**Task prompt**.
All of the entries should be restated word for word, but without their pictures.

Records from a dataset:
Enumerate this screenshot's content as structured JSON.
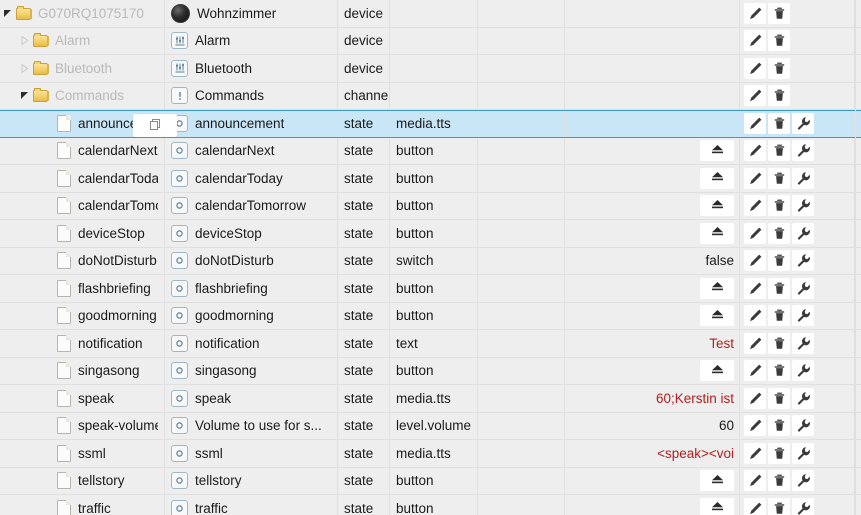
{
  "columns": {
    "tree": "tree",
    "name": "name",
    "type": "type",
    "role": "role",
    "blank": "",
    "value": "value",
    "actions": "actions"
  },
  "icons": {
    "folder": "folder-icon",
    "document": "document-icon",
    "expanded_triangle": "triangle-down-icon",
    "collapsed_triangle": "triangle-right-icon",
    "device_dot": "device-circle-icon",
    "sliders": "sliders-icon",
    "channel": "exclamation-icon",
    "state": "state-circle-icon",
    "copy": "copy-icon",
    "edit": "pencil-icon",
    "delete": "trash-icon",
    "settings": "wrench-icon",
    "button_action": "eject-button-icon"
  },
  "colors": {
    "selection_bg": "#c9e6f7",
    "selection_border": "#3a9bd1",
    "row_bg": "#eeeeee",
    "grid_line": "#e0e0e0",
    "value_red": "#b02020",
    "muted_text": "#b9b9b9"
  },
  "rows": [
    {
      "indent": 0,
      "twisty": "expanded",
      "treeicon": "folder",
      "tree": "G070RQ1075170",
      "tree_muted": true,
      "nameicon": "device_dot",
      "name": "Wohnzimmer",
      "type": "device",
      "role": "",
      "value": "",
      "value_kind": "none",
      "actions": [
        "edit",
        "delete"
      ],
      "selected": false
    },
    {
      "indent": 1,
      "twisty": "collapsed",
      "treeicon": "folder",
      "tree": "Alarm",
      "tree_muted": true,
      "nameicon": "sliders",
      "name": "Alarm",
      "type": "device",
      "role": "",
      "value": "",
      "value_kind": "none",
      "actions": [
        "edit",
        "delete"
      ],
      "selected": false
    },
    {
      "indent": 1,
      "twisty": "collapsed",
      "treeicon": "folder",
      "tree": "Bluetooth",
      "tree_muted": true,
      "nameicon": "sliders",
      "name": "Bluetooth",
      "type": "device",
      "role": "",
      "value": "",
      "value_kind": "none",
      "actions": [
        "edit",
        "delete"
      ],
      "selected": false
    },
    {
      "indent": 1,
      "twisty": "expanded",
      "treeicon": "folder",
      "tree": "Commands",
      "tree_muted": true,
      "nameicon": "channel",
      "name": "Commands",
      "type": "channel",
      "role": "",
      "value": "",
      "value_kind": "none",
      "actions": [
        "edit",
        "delete"
      ],
      "selected": false
    },
    {
      "indent": 2,
      "twisty": "none",
      "treeicon": "document",
      "tree": "announcement",
      "tree_muted": false,
      "copychip": true,
      "nameicon": "state",
      "name": "announcement",
      "type": "state",
      "role": "media.tts",
      "value": "",
      "value_kind": "none",
      "actions": [
        "edit",
        "delete",
        "settings"
      ],
      "selected": true
    },
    {
      "indent": 2,
      "twisty": "none",
      "treeicon": "document",
      "tree": "calendarNext",
      "tree_muted": false,
      "nameicon": "state",
      "name": "calendarNext",
      "type": "state",
      "role": "button",
      "value": "",
      "value_kind": "button",
      "actions": [
        "edit",
        "delete",
        "settings"
      ],
      "selected": false
    },
    {
      "indent": 2,
      "twisty": "none",
      "treeicon": "document",
      "tree": "calendarToday",
      "tree_muted": false,
      "nameicon": "state",
      "name": "calendarToday",
      "type": "state",
      "role": "button",
      "value": "",
      "value_kind": "button",
      "actions": [
        "edit",
        "delete",
        "settings"
      ],
      "selected": false
    },
    {
      "indent": 2,
      "twisty": "none",
      "treeicon": "document",
      "tree": "calendarTomorrow",
      "tree_muted": false,
      "nameicon": "state",
      "name": "calendarTomorrow",
      "type": "state",
      "role": "button",
      "value": "",
      "value_kind": "button",
      "actions": [
        "edit",
        "delete",
        "settings"
      ],
      "selected": false
    },
    {
      "indent": 2,
      "twisty": "none",
      "treeicon": "document",
      "tree": "deviceStop",
      "tree_muted": false,
      "nameicon": "state",
      "name": "deviceStop",
      "type": "state",
      "role": "button",
      "value": "",
      "value_kind": "button",
      "actions": [
        "edit",
        "delete",
        "settings"
      ],
      "selected": false
    },
    {
      "indent": 2,
      "twisty": "none",
      "treeicon": "document",
      "tree": "doNotDisturb",
      "tree_muted": false,
      "nameicon": "state",
      "name": "doNotDisturb",
      "type": "state",
      "role": "switch",
      "value": "false",
      "value_kind": "text",
      "actions": [
        "edit",
        "delete",
        "settings"
      ],
      "selected": false
    },
    {
      "indent": 2,
      "twisty": "none",
      "treeicon": "document",
      "tree": "flashbriefing",
      "tree_muted": false,
      "nameicon": "state",
      "name": "flashbriefing",
      "type": "state",
      "role": "button",
      "value": "",
      "value_kind": "button",
      "actions": [
        "edit",
        "delete",
        "settings"
      ],
      "selected": false
    },
    {
      "indent": 2,
      "twisty": "none",
      "treeicon": "document",
      "tree": "goodmorning",
      "tree_muted": false,
      "nameicon": "state",
      "name": "goodmorning",
      "type": "state",
      "role": "button",
      "value": "",
      "value_kind": "button",
      "actions": [
        "edit",
        "delete",
        "settings"
      ],
      "selected": false
    },
    {
      "indent": 2,
      "twisty": "none",
      "treeicon": "document",
      "tree": "notification",
      "tree_muted": false,
      "nameicon": "state",
      "name": "notification",
      "type": "state",
      "role": "text",
      "value": "Test",
      "value_kind": "red",
      "actions": [
        "edit",
        "delete",
        "settings"
      ],
      "selected": false
    },
    {
      "indent": 2,
      "twisty": "none",
      "treeicon": "document",
      "tree": "singasong",
      "tree_muted": false,
      "nameicon": "state",
      "name": "singasong",
      "type": "state",
      "role": "button",
      "value": "",
      "value_kind": "button",
      "actions": [
        "edit",
        "delete",
        "settings"
      ],
      "selected": false
    },
    {
      "indent": 2,
      "twisty": "none",
      "treeicon": "document",
      "tree": "speak",
      "tree_muted": false,
      "nameicon": "state",
      "name": "speak",
      "type": "state",
      "role": "media.tts",
      "value": "60;Kerstin ist",
      "value_kind": "red",
      "actions": [
        "edit",
        "delete",
        "settings"
      ],
      "selected": false
    },
    {
      "indent": 2,
      "twisty": "none",
      "treeicon": "document",
      "tree": "speak-volume",
      "tree_muted": false,
      "nameicon": "state",
      "name": "Volume to use for s...",
      "type": "state",
      "role": "level.volume",
      "value": "60",
      "value_kind": "text",
      "actions": [
        "edit",
        "delete",
        "settings"
      ],
      "selected": false
    },
    {
      "indent": 2,
      "twisty": "none",
      "treeicon": "document",
      "tree": "ssml",
      "tree_muted": false,
      "nameicon": "state",
      "name": "ssml",
      "type": "state",
      "role": "media.tts",
      "value": "<speak><voi",
      "value_kind": "red",
      "actions": [
        "edit",
        "delete",
        "settings"
      ],
      "selected": false
    },
    {
      "indent": 2,
      "twisty": "none",
      "treeicon": "document",
      "tree": "tellstory",
      "tree_muted": false,
      "nameicon": "state",
      "name": "tellstory",
      "type": "state",
      "role": "button",
      "value": "",
      "value_kind": "button",
      "actions": [
        "edit",
        "delete",
        "settings"
      ],
      "selected": false
    },
    {
      "indent": 2,
      "twisty": "none",
      "treeicon": "document",
      "tree": "traffic",
      "tree_muted": false,
      "nameicon": "state",
      "name": "traffic",
      "type": "state",
      "role": "button",
      "value": "",
      "value_kind": "button",
      "actions": [
        "edit",
        "delete",
        "settings"
      ],
      "selected": false
    }
  ]
}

**Task result**.
Enumerate this screenshot's content as structured JSON.
{
  "columns": {
    "tree": "tree",
    "name": "name",
    "type": "type",
    "role": "role",
    "blank": "",
    "value": "value",
    "actions": "actions"
  },
  "icons": {
    "folder": "folder-icon",
    "document": "document-icon",
    "expanded_triangle": "triangle-down-icon",
    "collapsed_triangle": "triangle-right-icon",
    "device_dot": "device-circle-icon",
    "sliders": "sliders-icon",
    "channel": "exclamation-icon",
    "state": "state-circle-icon",
    "copy": "copy-icon",
    "edit": "pencil-icon",
    "delete": "trash-icon",
    "settings": "wrench-icon",
    "button_action": "eject-button-icon"
  },
  "colors": {
    "selection_bg": "#c9e6f7",
    "selection_border": "#3a9bd1",
    "row_bg": "#eeeeee",
    "grid_line": "#e0e0e0",
    "value_red": "#b02020",
    "muted_text": "#b9b9b9"
  },
  "rows": [
    {
      "indent": 0,
      "twisty": "expanded",
      "treeicon": "folder",
      "tree": "G070RQ1075170",
      "tree_muted": true,
      "nameicon": "device_dot",
      "name": "Wohnzimmer",
      "type": "device",
      "role": "",
      "value": "",
      "value_kind": "none",
      "actions": [
        "edit",
        "delete"
      ],
      "selected": false
    },
    {
      "indent": 1,
      "twisty": "collapsed",
      "treeicon": "folder",
      "tree": "Alarm",
      "tree_muted": true,
      "nameicon": "sliders",
      "name": "Alarm",
      "type": "device",
      "role": "",
      "value": "",
      "value_kind": "none",
      "actions": [
        "edit",
        "delete"
      ],
      "selected": false
    },
    {
      "indent": 1,
      "twisty": "collapsed",
      "treeicon": "folder",
      "tree": "Bluetooth",
      "tree_muted": true,
      "nameicon": "sliders",
      "name": "Bluetooth",
      "type": "device",
      "role": "",
      "value": "",
      "value_kind": "none",
      "actions": [
        "edit",
        "delete"
      ],
      "selected": false
    },
    {
      "indent": 1,
      "twisty": "expanded",
      "treeicon": "folder",
      "tree": "Commands",
      "tree_muted": true,
      "nameicon": "channel",
      "name": "Commands",
      "type": "channel",
      "role": "",
      "value": "",
      "value_kind": "none",
      "actions": [
        "edit",
        "delete"
      ],
      "selected": false
    },
    {
      "indent": 2,
      "twisty": "none",
      "treeicon": "document",
      "tree": "announcement",
      "tree_muted": false,
      "copychip": true,
      "nameicon": "state",
      "name": "announcement",
      "type": "state",
      "role": "media.tts",
      "value": "",
      "value_kind": "none",
      "actions": [
        "edit",
        "delete",
        "settings"
      ],
      "selected": true
    },
    {
      "indent": 2,
      "twisty": "none",
      "treeicon": "document",
      "tree": "calendarNext",
      "tree_muted": false,
      "nameicon": "state",
      "name": "calendarNext",
      "type": "state",
      "role": "button",
      "value": "",
      "value_kind": "button",
      "actions": [
        "edit",
        "delete",
        "settings"
      ],
      "selected": false
    },
    {
      "indent": 2,
      "twisty": "none",
      "treeicon": "document",
      "tree": "calendarToday",
      "tree_muted": false,
      "nameicon": "state",
      "name": "calendarToday",
      "type": "state",
      "role": "button",
      "value": "",
      "value_kind": "button",
      "actions": [
        "edit",
        "delete",
        "settings"
      ],
      "selected": false
    },
    {
      "indent": 2,
      "twisty": "none",
      "treeicon": "document",
      "tree": "calendarTomorrow",
      "tree_muted": false,
      "nameicon": "state",
      "name": "calendarTomorrow",
      "type": "state",
      "role": "button",
      "value": "",
      "value_kind": "button",
      "actions": [
        "edit",
        "delete",
        "settings"
      ],
      "selected": false
    },
    {
      "indent": 2,
      "twisty": "none",
      "treeicon": "document",
      "tree": "deviceStop",
      "tree_muted": false,
      "nameicon": "state",
      "name": "deviceStop",
      "type": "state",
      "role": "button",
      "value": "",
      "value_kind": "button",
      "actions": [
        "edit",
        "delete",
        "settings"
      ],
      "selected": false
    },
    {
      "indent": 2,
      "twisty": "none",
      "treeicon": "document",
      "tree": "doNotDisturb",
      "tree_muted": false,
      "nameicon": "state",
      "name": "doNotDisturb",
      "type": "state",
      "role": "switch",
      "value": "false",
      "value_kind": "text",
      "actions": [
        "edit",
        "delete",
        "settings"
      ],
      "selected": false
    },
    {
      "indent": 2,
      "twisty": "none",
      "treeicon": "document",
      "tree": "flashbriefing",
      "tree_muted": false,
      "nameicon": "state",
      "name": "flashbriefing",
      "type": "state",
      "role": "button",
      "value": "",
      "value_kind": "button",
      "actions": [
        "edit",
        "delete",
        "settings"
      ],
      "selected": false
    },
    {
      "indent": 2,
      "twisty": "none",
      "treeicon": "document",
      "tree": "goodmorning",
      "tree_muted": false,
      "nameicon": "state",
      "name": "goodmorning",
      "type": "state",
      "role": "button",
      "value": "",
      "value_kind": "button",
      "actions": [
        "edit",
        "delete",
        "settings"
      ],
      "selected": false
    },
    {
      "indent": 2,
      "twisty": "none",
      "treeicon": "document",
      "tree": "notification",
      "tree_muted": false,
      "nameicon": "state",
      "name": "notification",
      "type": "state",
      "role": "text",
      "value": "Test",
      "value_kind": "red",
      "actions": [
        "edit",
        "delete",
        "settings"
      ],
      "selected": false
    },
    {
      "indent": 2,
      "twisty": "none",
      "treeicon": "document",
      "tree": "singasong",
      "tree_muted": false,
      "nameicon": "state",
      "name": "singasong",
      "type": "state",
      "role": "button",
      "value": "",
      "value_kind": "button",
      "actions": [
        "edit",
        "delete",
        "settings"
      ],
      "selected": false
    },
    {
      "indent": 2,
      "twisty": "none",
      "treeicon": "document",
      "tree": "speak",
      "tree_muted": false,
      "nameicon": "state",
      "name": "speak",
      "type": "state",
      "role": "media.tts",
      "value": "60;Kerstin ist",
      "value_kind": "red",
      "actions": [
        "edit",
        "delete",
        "settings"
      ],
      "selected": false
    },
    {
      "indent": 2,
      "twisty": "none",
      "treeicon": "document",
      "tree": "speak-volume",
      "tree_muted": false,
      "nameicon": "state",
      "name": "Volume to use for s...",
      "type": "state",
      "role": "level.volume",
      "value": "60",
      "value_kind": "text",
      "actions": [
        "edit",
        "delete",
        "settings"
      ],
      "selected": false
    },
    {
      "indent": 2,
      "twisty": "none",
      "treeicon": "document",
      "tree": "ssml",
      "tree_muted": false,
      "nameicon": "state",
      "name": "ssml",
      "type": "state",
      "role": "media.tts",
      "value": "<speak><voi",
      "value_kind": "red",
      "actions": [
        "edit",
        "delete",
        "settings"
      ],
      "selected": false
    },
    {
      "indent": 2,
      "twisty": "none",
      "treeicon": "document",
      "tree": "tellstory",
      "tree_muted": false,
      "nameicon": "state",
      "name": "tellstory",
      "type": "state",
      "role": "button",
      "value": "",
      "value_kind": "button",
      "actions": [
        "edit",
        "delete",
        "settings"
      ],
      "selected": false
    },
    {
      "indent": 2,
      "twisty": "none",
      "treeicon": "document",
      "tree": "traffic",
      "tree_muted": false,
      "nameicon": "state",
      "name": "traffic",
      "type": "state",
      "role": "button",
      "value": "",
      "value_kind": "button",
      "actions": [
        "edit",
        "delete",
        "settings"
      ],
      "selected": false
    }
  ]
}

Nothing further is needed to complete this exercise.